Repeat all the records, precisely as given.

Interface dataset entries
# # # #
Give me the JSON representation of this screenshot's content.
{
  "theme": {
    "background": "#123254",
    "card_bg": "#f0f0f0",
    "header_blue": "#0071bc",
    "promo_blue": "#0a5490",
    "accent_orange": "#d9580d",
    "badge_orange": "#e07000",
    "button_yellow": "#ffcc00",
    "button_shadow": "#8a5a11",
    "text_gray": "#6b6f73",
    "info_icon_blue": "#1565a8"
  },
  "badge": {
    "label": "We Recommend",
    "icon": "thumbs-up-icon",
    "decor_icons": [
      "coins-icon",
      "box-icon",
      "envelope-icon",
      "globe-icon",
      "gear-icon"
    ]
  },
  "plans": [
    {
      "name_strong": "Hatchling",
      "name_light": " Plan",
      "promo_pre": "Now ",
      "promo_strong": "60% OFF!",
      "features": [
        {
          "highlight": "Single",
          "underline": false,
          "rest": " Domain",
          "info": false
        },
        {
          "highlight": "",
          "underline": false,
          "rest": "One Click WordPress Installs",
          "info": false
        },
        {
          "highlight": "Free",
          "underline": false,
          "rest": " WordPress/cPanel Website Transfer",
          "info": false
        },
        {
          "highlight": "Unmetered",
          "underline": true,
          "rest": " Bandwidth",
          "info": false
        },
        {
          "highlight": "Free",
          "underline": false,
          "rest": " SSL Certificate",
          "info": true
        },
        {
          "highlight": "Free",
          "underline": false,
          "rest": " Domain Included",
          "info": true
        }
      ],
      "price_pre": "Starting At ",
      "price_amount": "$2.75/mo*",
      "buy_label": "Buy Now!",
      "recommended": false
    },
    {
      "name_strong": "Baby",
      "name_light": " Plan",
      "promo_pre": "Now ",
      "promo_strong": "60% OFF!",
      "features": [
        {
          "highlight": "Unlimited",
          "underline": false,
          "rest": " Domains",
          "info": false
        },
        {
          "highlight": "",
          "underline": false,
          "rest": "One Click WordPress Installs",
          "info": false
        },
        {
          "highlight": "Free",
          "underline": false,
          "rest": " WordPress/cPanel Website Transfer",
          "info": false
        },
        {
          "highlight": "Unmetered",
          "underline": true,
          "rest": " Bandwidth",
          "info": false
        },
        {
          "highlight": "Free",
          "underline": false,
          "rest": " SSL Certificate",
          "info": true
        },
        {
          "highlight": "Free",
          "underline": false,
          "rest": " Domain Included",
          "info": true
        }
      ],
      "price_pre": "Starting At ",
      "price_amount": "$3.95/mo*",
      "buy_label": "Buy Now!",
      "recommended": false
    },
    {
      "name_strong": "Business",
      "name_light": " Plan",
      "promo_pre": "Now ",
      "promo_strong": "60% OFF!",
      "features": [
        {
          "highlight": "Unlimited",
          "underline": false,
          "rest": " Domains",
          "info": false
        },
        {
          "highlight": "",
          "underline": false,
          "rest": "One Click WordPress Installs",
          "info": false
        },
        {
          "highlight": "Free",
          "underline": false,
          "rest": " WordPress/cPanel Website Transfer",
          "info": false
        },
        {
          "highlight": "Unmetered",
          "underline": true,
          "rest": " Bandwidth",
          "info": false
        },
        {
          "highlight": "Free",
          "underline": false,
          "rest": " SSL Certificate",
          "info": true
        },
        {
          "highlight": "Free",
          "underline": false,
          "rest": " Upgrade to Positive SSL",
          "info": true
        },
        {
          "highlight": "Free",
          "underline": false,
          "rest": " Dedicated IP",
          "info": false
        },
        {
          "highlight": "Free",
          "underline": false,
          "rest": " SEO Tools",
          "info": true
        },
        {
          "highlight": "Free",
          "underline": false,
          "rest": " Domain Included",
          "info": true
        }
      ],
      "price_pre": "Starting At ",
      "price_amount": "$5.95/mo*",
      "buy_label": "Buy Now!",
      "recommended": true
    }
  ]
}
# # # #
*Final answer:*
Give me the JSON representation of this screenshot's content.
{
  "theme": {
    "background": "#123254",
    "card_bg": "#f0f0f0",
    "header_blue": "#0071bc",
    "promo_blue": "#0a5490",
    "accent_orange": "#d9580d",
    "badge_orange": "#e07000",
    "button_yellow": "#ffcc00",
    "button_shadow": "#8a5a11",
    "text_gray": "#6b6f73",
    "info_icon_blue": "#1565a8"
  },
  "badge": {
    "label": "We Recommend",
    "icon": "thumbs-up-icon",
    "decor_icons": [
      "coins-icon",
      "box-icon",
      "envelope-icon",
      "globe-icon",
      "gear-icon"
    ]
  },
  "plans": [
    {
      "name_strong": "Hatchling",
      "name_light": " Plan",
      "promo_pre": "Now ",
      "promo_strong": "60% OFF!",
      "features": [
        {
          "highlight": "Single",
          "underline": false,
          "rest": " Domain",
          "info": false
        },
        {
          "highlight": "",
          "underline": false,
          "rest": "One Click WordPress Installs",
          "info": false
        },
        {
          "highlight": "Free",
          "underline": false,
          "rest": " WordPress/cPanel Website Transfer",
          "info": false
        },
        {
          "highlight": "Unmetered",
          "underline": true,
          "rest": " Bandwidth",
          "info": false
        },
        {
          "highlight": "Free",
          "underline": false,
          "rest": " SSL Certificate",
          "info": true
        },
        {
          "highlight": "Free",
          "underline": false,
          "rest": " Domain Included",
          "info": true
        }
      ],
      "price_pre": "Starting At ",
      "price_amount": "$2.75/mo*",
      "buy_label": "Buy Now!",
      "recommended": false
    },
    {
      "name_strong": "Baby",
      "name_light": " Plan",
      "promo_pre": "Now ",
      "promo_strong": "60% OFF!",
      "features": [
        {
          "highlight": "Unlimited",
          "underline": false,
          "rest": " Domains",
          "info": false
        },
        {
          "highlight": "",
          "underline": false,
          "rest": "One Click WordPress Installs",
          "info": false
        },
        {
          "highlight": "Free",
          "underline": false,
          "rest": " WordPress/cPanel Website Transfer",
          "info": false
        },
        {
          "highlight": "Unmetered",
          "underline": true,
          "rest": " Bandwidth",
          "info": false
        },
        {
          "highlight": "Free",
          "underline": false,
          "rest": " SSL Certificate",
          "info": true
        },
        {
          "highlight": "Free",
          "underline": false,
          "rest": " Domain Included",
          "info": true
        }
      ],
      "price_pre": "Starting At ",
      "price_amount": "$3.95/mo*",
      "buy_label": "Buy Now!",
      "recommended": false
    },
    {
      "name_strong": "Business",
      "name_light": " Plan",
      "promo_pre": "Now ",
      "promo_strong": "60% OFF!",
      "features": [
        {
          "highlight": "Unlimited",
          "underline": false,
          "rest": " Domains",
          "info": false
        },
        {
          "highlight": "",
          "underline": false,
          "rest": "One Click WordPress Installs",
          "info": false
        },
        {
          "highlight": "Free",
          "underline": false,
          "rest": " WordPress/cPanel Website Transfer",
          "info": false
        },
        {
          "highlight": "Unmetered",
          "underline": true,
          "rest": " Bandwidth",
          "info": false
        },
        {
          "highlight": "Free",
          "underline": false,
          "rest": " SSL Certificate",
          "info": true
        },
        {
          "highlight": "Free",
          "underline": false,
          "rest": " Upgrade to Positive SSL",
          "info": true
        },
        {
          "highlight": "Free",
          "underline": false,
          "rest": " Dedicated IP",
          "info": false
        },
        {
          "highlight": "Free",
          "underline": false,
          "rest": " SEO Tools",
          "info": true
        },
        {
          "highlight": "Free",
          "underline": false,
          "rest": " Domain Included",
          "info": true
        }
      ],
      "price_pre": "Starting At ",
      "price_amount": "$5.95/mo*",
      "buy_label": "Buy Now!",
      "recommended": true
    }
  ]
}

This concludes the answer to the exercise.